The 10-City Composite’s annual decline is 3.4%, making home values reach their lowest levels since 1991. The 20-City Composite’s annual decline is 2.8%. 15 of the 20 metropolitan areas included in the index are now reporting negative annual returns on home sales.
Falling home prices indicate more difficulty selling houses and lesser profits for home owners who do manage to sell them. They also mean that home owners don’t have as much equity in their homes that they can borrow against to make purchases, leading to a slowdown in economic growth.
A loss in property values can have significant negative consequences for the United States economy, where real estate is a core investment holding.
Prices on homes have been falling in the United States largely because of the recent bursting of the mortgage bubble. For several years, lenders extended credit to nearly everyone, often through special programs that don’t require any verification of the borrower’s stated income or stated assets. Now, mortgage defaults are being turned in at a record pace, as people who stood on shaky ground financially and over-extended their debt with a new mortgage are unable to continue making their mortgage payments. Lenders who were counting on profits from interest on loans are taking huge losses, and ending up with homes on their hands that they don’t want.
The losses to investment funds that bought stakes in sub-prime mortgages have been devastating in some areas.
Interest rates have risen in the aftermath of the bubble’s bursting, discouraging many would-be house-buyers and further causing home prices to drop as property owners and realtors try to entice someone to take what they are selling.
In light of the most recent housing price data, the Federal Reserve might decide to act to lower interest rates by the end of 2007, which could have the effect of causing the rate of inflation to rise.
“At a national level, declines in annual home price returns are showing no signs of a slowdown or turnaround. Year-over-year price returns are continuing to either move deeper into negative territory or experience persistent diminishing returns. If there is any positive news in these numbers, it may be that in both May and April eight of the 20 markets showed positive monthly growth rates. This compares to only one or two of the 20 in the late winter and early spring. We need a few more months of data, however, to determine if this is the beginning of a national turnaround, since the national trend is still at a sharp deceleration,” said says Robert J. Shiller, Chief Economist at MacroMarkets LLC.

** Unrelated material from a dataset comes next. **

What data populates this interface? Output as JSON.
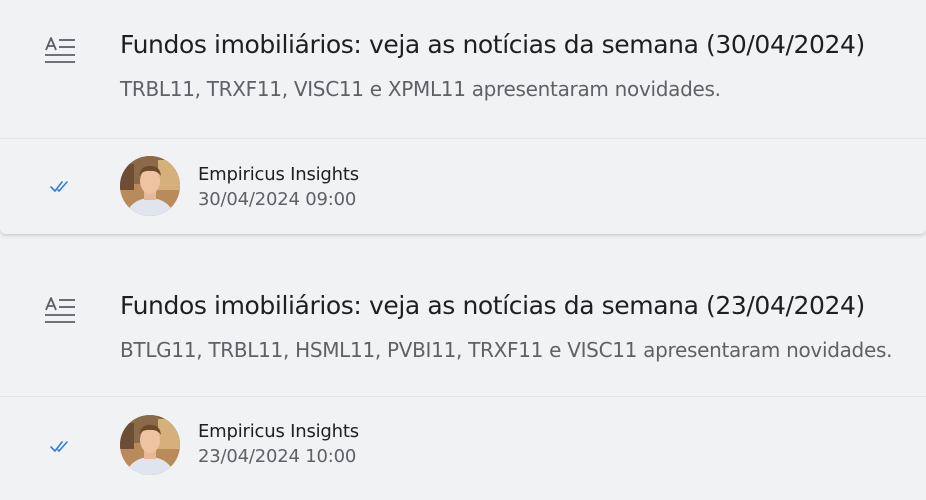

Standard & Poor’s (PR Newswire), “Late Spring Numbers Bring Chilly Returns According to the S&P/Case-Shiller Home Price Indices”